38. Morimoto, JM, Latorre Mdo, R, César, CL et al. (2008) Factors associated with dietary quality among adults in Greater Metropolitan São Paulo, Brazil, 2002. Cad Saude Publica 24, 169178.
39. Norte Navarro, AI & Ortiz Moncada, R (2011) Spanish diet quality according to the healthy eating index. Nutr Hosp 26, 330336.
40. Tanase, CM, Koski, KG, Laffey, PJ et al. (2011) Canadians continue to consume too much sodium and not enough potassium. Can J Public Health 102, 164168.
41. Park, K (2010) Intakes of vegetables and related nutrients such as vitamin B complex, potassium, and calcium, are negatively correlated with risk of stroke in Korea. Nutr Res Pract 4, 303310.
42. Prentice, RL, Sugar, E, Wang, CY et al. (2002) Research strategies and the use of nutrient biomarkers in studies of diet and chronic disease. Public Health Nutr 6, 977984.
43. Zhang, J, Temme, EH, Sasaki, S et al. (2000) Under- and overreporting of energy intake using urinary cations as biomarkers: relation to body mass index. Am J Epidemiol 152, 453462.
44. Gerth, J, Ott, U, Fünfstück, R et al. (2002) The effects of prolonged physical exercise on renal function, electrolyte balance and muscle cell breakdown. Clin Nephrol 57, 425431.
45. Schlanger, LE, Bailey, JL & Sands, JM (2010) Electrolytes in the aging. Adv Chronic Kidney Dis 17, 308319.
46. Garde, AH, Hansen, AM, Kristiansen, J et al. (2004) Comparison of uncertainties related to standardization of urine samples with volume and creatinine concentration. Ann Occup Hyg 48, 171179.
47. Remer, T, Fonteyn, N, Alexy, U et al. (2006) Longitudinal examination of 24-h urinary iodine excretion in schoolchildren as a sensitive, hydration status-independent research tool for studying iodine status. Am J Clin Nutr 83, 639646.
48. Mill, JG, Silva, AB, Baldo, MP et al. (2012) Correlation between sodium and potassium excretion in 24- and 12-h urine samples. Braz J Med Biol Res 45, 799805.
49. Ortega, RM, Rodríguez-Rodríguez, E, Aparicio, A et al. (2006) Responses to two weight-loss programs based on approximating the diet to the ideal: differences associated with increased cereal or vegetable consumption. Int J Vitam Nutr Res 76, 367376.
50. McCullough, ML, Feskanich, D, Rimm, EB et al. (2000) Adherence to the Dietary Guidelines for Americans and risk of major chronic disease in men. Am J Clin Nutr 72, 12231231.
51. McCullough, ML, Feskanich, D, Stampfer, MJ et al. (2000) Adherence to the Dietary Guidelines for Americans and risk of major chronic disease in women. Am J Clin Nutr 72, 12141222.
52. Galea, S & Tracy, M (2007) Participation rates in epidemiologic studies. Ann Epidemiol 17, 643653.
53. Willett, W (editor) (1998) Nature of variation in diet. In Nutritional Epidemiology, 2nd ed., pp. 3349. New York: Oxford University Press.
54. Koopman, MG, Koomen, GC, Krediet, RT et al. (1989) Circadian rhythm of glomerular filtration rate in normal individuals. Clin Sci 77, 105111.
55. Rennie, KL, Coward, A & Jebb, SA (2007) Estimating under-reporting of energy intake in dietary surveys using an individualised method. Br J Nutr 97, 11691176.
56. Institute of Medicine, Food and Nutrition Board (2005) Dietary Reference Intakes for Energy, Carbohydrate, Fiber, Fat, Fatty Acids, Cholesterol, Protein, and Amino Acids (Macronutrients). Washington, DC: National Academy Press.

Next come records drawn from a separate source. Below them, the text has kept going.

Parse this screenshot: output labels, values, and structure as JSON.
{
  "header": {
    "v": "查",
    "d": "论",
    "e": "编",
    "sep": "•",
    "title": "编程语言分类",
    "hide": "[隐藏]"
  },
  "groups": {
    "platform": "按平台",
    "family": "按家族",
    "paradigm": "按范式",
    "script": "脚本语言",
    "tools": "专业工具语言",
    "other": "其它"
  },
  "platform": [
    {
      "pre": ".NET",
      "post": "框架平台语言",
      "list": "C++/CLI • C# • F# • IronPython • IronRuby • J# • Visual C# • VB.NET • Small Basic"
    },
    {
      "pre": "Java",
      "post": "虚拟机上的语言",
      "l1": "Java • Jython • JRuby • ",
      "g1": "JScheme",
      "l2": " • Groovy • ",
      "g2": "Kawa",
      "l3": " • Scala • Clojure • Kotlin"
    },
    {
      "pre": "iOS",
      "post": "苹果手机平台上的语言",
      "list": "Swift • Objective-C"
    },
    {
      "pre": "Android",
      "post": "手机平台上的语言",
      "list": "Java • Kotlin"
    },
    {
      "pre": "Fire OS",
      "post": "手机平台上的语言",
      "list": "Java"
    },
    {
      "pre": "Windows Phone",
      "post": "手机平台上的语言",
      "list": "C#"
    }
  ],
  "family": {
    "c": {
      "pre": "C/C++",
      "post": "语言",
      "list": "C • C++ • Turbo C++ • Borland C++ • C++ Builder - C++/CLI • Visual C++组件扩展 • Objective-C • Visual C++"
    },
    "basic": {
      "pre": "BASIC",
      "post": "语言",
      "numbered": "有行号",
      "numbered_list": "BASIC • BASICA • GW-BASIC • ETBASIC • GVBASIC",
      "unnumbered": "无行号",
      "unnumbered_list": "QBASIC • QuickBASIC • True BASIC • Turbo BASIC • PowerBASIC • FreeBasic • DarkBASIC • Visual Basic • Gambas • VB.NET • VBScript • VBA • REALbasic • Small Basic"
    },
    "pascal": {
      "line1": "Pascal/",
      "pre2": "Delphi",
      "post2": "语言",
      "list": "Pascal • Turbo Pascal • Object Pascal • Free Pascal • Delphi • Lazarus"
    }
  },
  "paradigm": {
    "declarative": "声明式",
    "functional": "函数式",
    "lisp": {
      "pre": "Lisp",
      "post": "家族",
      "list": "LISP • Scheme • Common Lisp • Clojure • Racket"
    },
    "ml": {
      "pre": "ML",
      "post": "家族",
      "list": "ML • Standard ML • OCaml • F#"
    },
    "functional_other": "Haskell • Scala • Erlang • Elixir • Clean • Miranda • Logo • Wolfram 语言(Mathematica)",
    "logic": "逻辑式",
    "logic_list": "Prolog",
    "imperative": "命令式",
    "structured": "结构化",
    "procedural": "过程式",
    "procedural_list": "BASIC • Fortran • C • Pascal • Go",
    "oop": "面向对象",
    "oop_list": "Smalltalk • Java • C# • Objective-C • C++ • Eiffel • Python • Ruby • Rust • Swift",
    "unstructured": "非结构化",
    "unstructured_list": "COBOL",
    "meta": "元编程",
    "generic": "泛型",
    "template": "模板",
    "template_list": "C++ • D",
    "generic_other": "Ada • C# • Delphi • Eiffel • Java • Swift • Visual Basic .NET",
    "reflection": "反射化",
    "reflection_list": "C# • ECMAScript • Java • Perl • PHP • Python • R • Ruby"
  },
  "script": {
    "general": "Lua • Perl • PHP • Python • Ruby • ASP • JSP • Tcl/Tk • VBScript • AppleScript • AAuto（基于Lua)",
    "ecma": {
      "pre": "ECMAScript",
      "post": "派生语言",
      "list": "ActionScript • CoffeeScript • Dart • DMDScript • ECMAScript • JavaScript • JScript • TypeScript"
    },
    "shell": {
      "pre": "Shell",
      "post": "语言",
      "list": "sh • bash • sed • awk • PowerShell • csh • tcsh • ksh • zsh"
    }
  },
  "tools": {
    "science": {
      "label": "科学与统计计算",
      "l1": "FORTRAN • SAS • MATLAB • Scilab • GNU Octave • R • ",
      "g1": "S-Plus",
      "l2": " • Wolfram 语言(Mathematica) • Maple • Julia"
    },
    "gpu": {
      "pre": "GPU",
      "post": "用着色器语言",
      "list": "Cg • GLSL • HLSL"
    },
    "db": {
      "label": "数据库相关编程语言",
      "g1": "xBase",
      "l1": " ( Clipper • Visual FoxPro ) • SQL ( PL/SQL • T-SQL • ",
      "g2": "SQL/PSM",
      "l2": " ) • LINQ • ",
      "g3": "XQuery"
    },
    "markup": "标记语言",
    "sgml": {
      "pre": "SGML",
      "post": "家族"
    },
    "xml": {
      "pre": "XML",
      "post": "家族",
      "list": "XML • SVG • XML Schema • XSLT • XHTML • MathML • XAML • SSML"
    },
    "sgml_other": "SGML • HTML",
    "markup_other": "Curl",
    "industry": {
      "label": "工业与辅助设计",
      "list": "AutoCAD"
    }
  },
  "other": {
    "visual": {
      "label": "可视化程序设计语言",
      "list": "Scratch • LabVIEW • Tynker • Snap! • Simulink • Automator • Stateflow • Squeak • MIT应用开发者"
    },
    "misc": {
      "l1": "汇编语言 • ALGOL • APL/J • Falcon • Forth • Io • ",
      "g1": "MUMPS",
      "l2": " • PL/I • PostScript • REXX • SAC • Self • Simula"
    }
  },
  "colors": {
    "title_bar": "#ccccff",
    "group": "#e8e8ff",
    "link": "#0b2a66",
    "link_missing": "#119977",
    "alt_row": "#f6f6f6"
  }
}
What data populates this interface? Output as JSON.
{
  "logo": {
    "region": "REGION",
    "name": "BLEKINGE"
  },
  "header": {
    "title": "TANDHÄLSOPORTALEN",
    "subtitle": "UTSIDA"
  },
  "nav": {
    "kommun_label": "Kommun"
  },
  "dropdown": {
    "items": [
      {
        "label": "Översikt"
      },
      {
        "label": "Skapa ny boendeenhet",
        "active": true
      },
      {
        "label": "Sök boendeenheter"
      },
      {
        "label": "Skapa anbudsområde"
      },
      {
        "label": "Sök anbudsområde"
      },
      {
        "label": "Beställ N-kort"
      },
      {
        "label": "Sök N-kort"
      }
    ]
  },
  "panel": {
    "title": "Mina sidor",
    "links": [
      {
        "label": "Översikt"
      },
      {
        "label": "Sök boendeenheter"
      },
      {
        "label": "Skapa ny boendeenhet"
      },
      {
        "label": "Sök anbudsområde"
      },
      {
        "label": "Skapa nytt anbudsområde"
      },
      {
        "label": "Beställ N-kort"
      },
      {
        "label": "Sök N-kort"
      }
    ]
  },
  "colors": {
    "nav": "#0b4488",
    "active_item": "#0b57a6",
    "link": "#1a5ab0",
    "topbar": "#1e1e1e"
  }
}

Keywords

Related content

Powered by UNSILO

Relationship between 24 h urinary potassium and diet quality in the adult Spanish population

  • Elena Rodríguez-Rodríguez (a1), Rosa M Ortega (a2), Pedro Andrés Carvajales (a1) and Liliana G González-Rodríguez (a2)

Metrics

Altmetric attention score

Full text views

Total number of HTML views: 0
Total number of PDF views: 0 *
Loading metrics...

Abstract views

Total abstract views: 0 *
Loading metrics...

* Views captured on Cambridge Core between <date>. This data will be updated every 24 hours.

Usage data cannot currently be displayed.